The whole listing below must be repeated exactly.
*** Block opens ***
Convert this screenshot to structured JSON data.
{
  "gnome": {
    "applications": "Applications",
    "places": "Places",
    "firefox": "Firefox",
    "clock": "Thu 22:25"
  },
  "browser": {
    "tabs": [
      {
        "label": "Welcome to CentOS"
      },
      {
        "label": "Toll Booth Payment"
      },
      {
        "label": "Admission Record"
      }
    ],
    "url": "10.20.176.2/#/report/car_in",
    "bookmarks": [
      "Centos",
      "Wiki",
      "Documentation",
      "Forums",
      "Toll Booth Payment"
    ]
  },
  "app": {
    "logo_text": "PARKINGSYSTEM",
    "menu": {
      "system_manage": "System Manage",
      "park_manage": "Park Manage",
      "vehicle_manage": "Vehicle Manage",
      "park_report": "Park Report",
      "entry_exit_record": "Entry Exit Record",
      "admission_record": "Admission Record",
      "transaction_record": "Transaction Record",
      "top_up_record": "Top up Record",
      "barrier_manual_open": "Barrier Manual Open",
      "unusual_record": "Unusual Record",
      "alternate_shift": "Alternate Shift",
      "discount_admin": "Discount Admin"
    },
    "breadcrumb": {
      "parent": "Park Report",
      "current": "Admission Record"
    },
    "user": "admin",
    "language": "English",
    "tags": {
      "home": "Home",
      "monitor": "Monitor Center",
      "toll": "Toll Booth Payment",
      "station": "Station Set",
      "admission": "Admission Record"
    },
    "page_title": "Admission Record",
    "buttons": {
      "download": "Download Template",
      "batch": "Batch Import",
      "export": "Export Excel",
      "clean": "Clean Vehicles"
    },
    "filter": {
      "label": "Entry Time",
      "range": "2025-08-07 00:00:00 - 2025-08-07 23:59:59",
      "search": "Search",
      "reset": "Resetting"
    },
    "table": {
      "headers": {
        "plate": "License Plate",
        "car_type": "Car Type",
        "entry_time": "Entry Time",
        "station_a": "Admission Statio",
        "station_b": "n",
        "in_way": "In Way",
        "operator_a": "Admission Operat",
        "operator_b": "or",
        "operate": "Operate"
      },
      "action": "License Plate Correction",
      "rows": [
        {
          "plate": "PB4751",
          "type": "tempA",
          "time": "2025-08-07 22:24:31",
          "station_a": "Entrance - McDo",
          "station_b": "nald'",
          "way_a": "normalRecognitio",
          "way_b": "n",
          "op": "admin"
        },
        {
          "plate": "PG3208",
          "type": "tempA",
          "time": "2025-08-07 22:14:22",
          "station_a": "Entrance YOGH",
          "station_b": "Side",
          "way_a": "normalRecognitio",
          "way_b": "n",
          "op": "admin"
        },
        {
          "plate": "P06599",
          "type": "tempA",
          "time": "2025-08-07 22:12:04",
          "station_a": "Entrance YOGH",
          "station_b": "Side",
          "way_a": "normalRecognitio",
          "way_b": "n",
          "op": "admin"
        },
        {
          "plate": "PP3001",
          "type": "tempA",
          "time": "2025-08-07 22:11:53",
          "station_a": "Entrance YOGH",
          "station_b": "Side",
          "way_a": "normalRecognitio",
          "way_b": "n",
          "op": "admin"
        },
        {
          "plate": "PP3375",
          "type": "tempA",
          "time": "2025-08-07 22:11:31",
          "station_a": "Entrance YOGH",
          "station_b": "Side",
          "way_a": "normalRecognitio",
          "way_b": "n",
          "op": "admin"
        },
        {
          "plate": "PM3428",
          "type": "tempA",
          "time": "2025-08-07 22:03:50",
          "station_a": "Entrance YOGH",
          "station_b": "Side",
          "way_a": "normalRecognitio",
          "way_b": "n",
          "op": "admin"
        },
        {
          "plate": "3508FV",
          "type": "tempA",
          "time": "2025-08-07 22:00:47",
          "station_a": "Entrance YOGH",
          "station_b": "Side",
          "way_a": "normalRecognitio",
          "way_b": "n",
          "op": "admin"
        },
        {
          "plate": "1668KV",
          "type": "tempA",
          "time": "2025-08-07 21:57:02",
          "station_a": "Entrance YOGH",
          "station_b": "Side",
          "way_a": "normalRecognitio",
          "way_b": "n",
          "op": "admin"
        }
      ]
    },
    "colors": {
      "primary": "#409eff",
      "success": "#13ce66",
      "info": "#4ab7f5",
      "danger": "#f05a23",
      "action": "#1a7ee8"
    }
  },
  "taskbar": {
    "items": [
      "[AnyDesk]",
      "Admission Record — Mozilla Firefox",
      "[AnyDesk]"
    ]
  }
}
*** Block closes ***
Result
Convert this screenshot to structured JSON data.
{
  "gnome": {
    "applications": "Applications",
    "places": "Places",
    "firefox": "Firefox",
    "clock": "Thu 22:25"
  },
  "browser": {
    "tabs": [
      {
        "label": "Welcome to CentOS"
      },
      {
        "label": "Toll Booth Payment"
      },
      {
        "label": "Admission Record"
      }
    ],
    "url": "10.20.176.2/#/report/car_in",
    "bookmarks": [
      "Centos",
      "Wiki",
      "Documentation",
      "Forums",
      "Toll Booth Payment"
    ]
  },
  "app": {
    "logo_text": "PARKINGSYSTEM",
    "menu": {
      "system_manage": "System Manage",
      "park_manage": "Park Manage",
      "vehicle_manage": "Vehicle Manage",
      "park_report": "Park Report",
      "entry_exit_record": "Entry Exit Record",
      "admission_record": "Admission Record",
      "transaction_record": "Transaction Record",
      "top_up_record": "Top up Record",
      "barrier_manual_open": "Barrier Manual Open",
      "unusual_record": "Unusual Record",
      "alternate_shift": "Alternate Shift",
      "discount_admin": "Discount Admin"
    },
    "breadcrumb": {
      "parent": "Park Report",
      "current": "Admission Record"
    },
    "user": "admin",
    "language": "English",
    "tags": {
      "home": "Home",
      "monitor": "Monitor Center",
      "toll": "Toll Booth Payment",
      "station": "Station Set",
      "admission": "Admission Record"
    },
    "page_title": "Admission Record",
    "buttons": {
      "download": "Download Template",
      "batch": "Batch Import",
      "export": "Export Excel",
      "clean": "Clean Vehicles"
    },
    "filter": {
      "label": "Entry Time",
      "range": "2025-08-07 00:00:00 - 2025-08-07 23:59:59",
      "search": "Search",
      "reset": "Resetting"
    },
    "table": {
      "headers": {
        "plate": "License Plate",
        "car_type": "Car Type",
        "entry_time": "Entry Time",
        "station_a": "Admission Statio",
        "station_b": "n",
        "in_way": "In Way",
        "operator_a": "Admission Operat",
        "operator_b": "or",
        "operate": "Operate"
      },
      "action": "License Plate Correction",
      "rows": [
        {
          "plate": "PB4751",
          "type": "tempA",
          "time": "2025-08-07 22:24:31",
          "station_a": "Entrance - McDo",
          "station_b": "nald'",
          "way_a": "normalRecognitio",
          "way_b": "n",
          "op": "admin"
        },
        {
          "plate": "PG3208",
          "type": "tempA",
          "time": "2025-08-07 22:14:22",
          "station_a": "Entrance YOGH",
          "station_b": "Side",
          "way_a": "normalRecognitio",
          "way_b": "n",
          "op": "admin"
        },
        {
          "plate": "P06599",
          "type": "tempA",
          "time": "2025-08-07 22:12:04",
          "station_a": "Entrance YOGH",
          "station_b": "Side",
          "way_a": "normalRecognitio",
          "way_b": "n",
          "op": "admin"
        },
        {
          "plate": "PP3001",
          "type": "tempA",
          "time": "2025-08-07 22:11:53",
          "station_a": "Entrance YOGH",
          "station_b": "Side",
          "way_a": "normalRecognitio",
          "way_b": "n",
          "op": "admin"
        },
        {
          "plate": "PP3375",
          "type": "tempA",
          "time": "2025-08-07 22:11:31",
          "station_a": "Entrance YOGH",
          "station_b": "Side",
          "way_a": "normalRecognitio",
          "way_b": "n",
          "op": "admin"
        },
        {
          "plate": "PM3428",
          "type": "tempA",
          "time": "2025-08-07 22:03:50",
          "station_a": "Entrance YOGH",
          "station_b": "Side",
          "way_a": "normalRecognitio",
          "way_b": "n",
          "op": "admin"
        },
        {
          "plate": "3508FV",
          "type": "tempA",
          "time": "2025-08-07 22:00:47",
          "station_a": "Entrance YOGH",
          "station_b": "Side",
          "way_a": "normalRecognitio",
          "way_b": "n",
          "op": "admin"
        },
        {
          "plate": "1668KV",
          "type": "tempA",
          "time": "2025-08-07 21:57:02",
          "station_a": "Entrance YOGH",
          "station_b": "Side",
          "way_a": "normalRecognitio",
          "way_b": "n",
          "op": "admin"
        }
      ]
    },
    "colors": {
      "primary": "#409eff",
      "success": "#13ce66",
      "info": "#4ab7f5",
      "danger": "#f05a23",
      "action": "#1a7ee8"
    }
  },
  "taskbar": {
    "items": [
      "[AnyDesk]",
      "Admission Record — Mozilla Firefox",
      "[AnyDesk]"
    ]
  }
}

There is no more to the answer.